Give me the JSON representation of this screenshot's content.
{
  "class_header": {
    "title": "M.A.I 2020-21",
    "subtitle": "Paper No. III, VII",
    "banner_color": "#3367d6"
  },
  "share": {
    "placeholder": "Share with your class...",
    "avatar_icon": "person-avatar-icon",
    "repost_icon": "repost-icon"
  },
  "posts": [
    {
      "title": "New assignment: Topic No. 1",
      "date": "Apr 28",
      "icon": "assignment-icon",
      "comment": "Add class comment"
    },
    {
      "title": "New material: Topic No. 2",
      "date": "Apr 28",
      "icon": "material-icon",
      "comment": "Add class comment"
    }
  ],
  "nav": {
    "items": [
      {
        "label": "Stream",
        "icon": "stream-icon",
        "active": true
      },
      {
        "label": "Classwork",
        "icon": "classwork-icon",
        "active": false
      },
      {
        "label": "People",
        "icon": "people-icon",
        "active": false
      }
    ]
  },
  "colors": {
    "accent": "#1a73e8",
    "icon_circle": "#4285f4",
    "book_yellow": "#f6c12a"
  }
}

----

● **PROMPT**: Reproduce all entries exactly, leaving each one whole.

● **RESPONSE FOR THIS EXERCISE**:
Give me the JSON representation of this screenshot's content.
{
  "class_header": {
    "title": "M.A.I 2020-21",
    "subtitle": "Paper No. III, VII",
    "banner_color": "#3367d6"
  },
  "share": {
    "placeholder": "Share with your class...",
    "avatar_icon": "person-avatar-icon",
    "repost_icon": "repost-icon"
  },
  "posts": [
    {
      "title": "New assignment: Topic No. 1",
      "date": "Apr 28",
      "icon": "assignment-icon",
      "comment": "Add class comment"
    },
    {
      "title": "New material: Topic No. 2",
      "date": "Apr 28",
      "icon": "material-icon",
      "comment": "Add class comment"
    }
  ],
  "nav": {
    "items": [
      {
        "label": "Stream",
        "icon": "stream-icon",
        "active": true
      },
      {
        "label": "Classwork",
        "icon": "classwork-icon",
        "active": false
      },
      {
        "label": "People",
        "icon": "people-icon",
        "active": false
      }
    ]
  },
  "colors": {
    "accent": "#1a73e8",
    "icon_circle": "#4285f4",
    "book_yellow": "#f6c12a"
  }
}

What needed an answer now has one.